# TASK REQUIREMENTS
The entries below are to be copied exactly, with every picture left out.

** Opening GIVEN DATA block **

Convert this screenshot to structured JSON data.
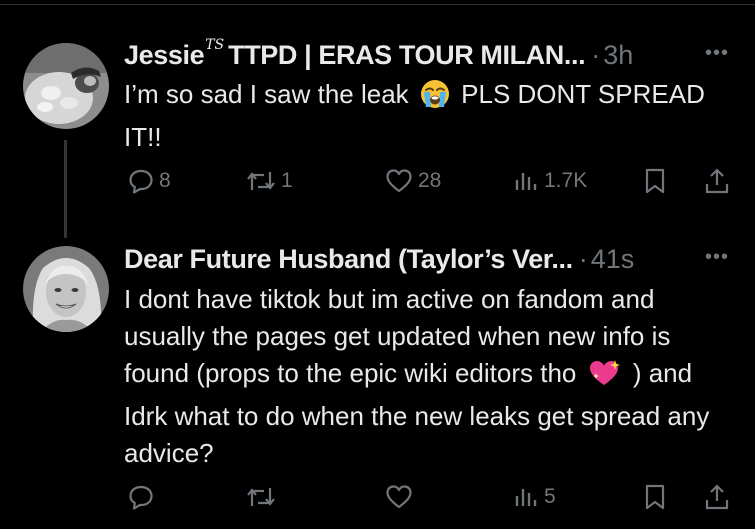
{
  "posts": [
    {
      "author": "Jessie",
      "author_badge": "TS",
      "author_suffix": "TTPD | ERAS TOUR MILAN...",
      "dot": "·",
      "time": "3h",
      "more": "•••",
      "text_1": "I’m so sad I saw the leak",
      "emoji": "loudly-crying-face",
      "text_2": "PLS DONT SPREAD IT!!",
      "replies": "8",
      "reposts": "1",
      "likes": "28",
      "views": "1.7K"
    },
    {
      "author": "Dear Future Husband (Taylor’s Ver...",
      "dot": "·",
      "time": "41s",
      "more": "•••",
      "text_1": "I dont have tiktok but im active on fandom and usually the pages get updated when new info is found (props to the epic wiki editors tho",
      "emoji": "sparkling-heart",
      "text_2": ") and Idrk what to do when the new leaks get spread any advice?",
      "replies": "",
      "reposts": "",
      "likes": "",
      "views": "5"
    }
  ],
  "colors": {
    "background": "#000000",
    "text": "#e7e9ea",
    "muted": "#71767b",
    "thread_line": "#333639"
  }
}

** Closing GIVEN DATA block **

# THE ANSWER
Convert this screenshot to structured JSON data.
{
  "posts": [
    {
      "author": "Jessie",
      "author_badge": "TS",
      "author_suffix": "TTPD | ERAS TOUR MILAN...",
      "dot": "·",
      "time": "3h",
      "more": "•••",
      "text_1": "I’m so sad I saw the leak",
      "emoji": "loudly-crying-face",
      "text_2": "PLS DONT SPREAD IT!!",
      "replies": "8",
      "reposts": "1",
      "likes": "28",
      "views": "1.7K"
    },
    {
      "author": "Dear Future Husband (Taylor’s Ver...",
      "dot": "·",
      "time": "41s",
      "more": "•••",
      "text_1": "I dont have tiktok but im active on fandom and usually the pages get updated when new info is found (props to the epic wiki editors tho",
      "emoji": "sparkling-heart",
      "text_2": ") and Idrk what to do when the new leaks get spread any advice?",
      "replies": "",
      "reposts": "",
      "likes": "",
      "views": "5"
    }
  ],
  "colors": {
    "background": "#000000",
    "text": "#e7e9ea",
    "muted": "#71767b",
    "thread_line": "#333639"
  }
}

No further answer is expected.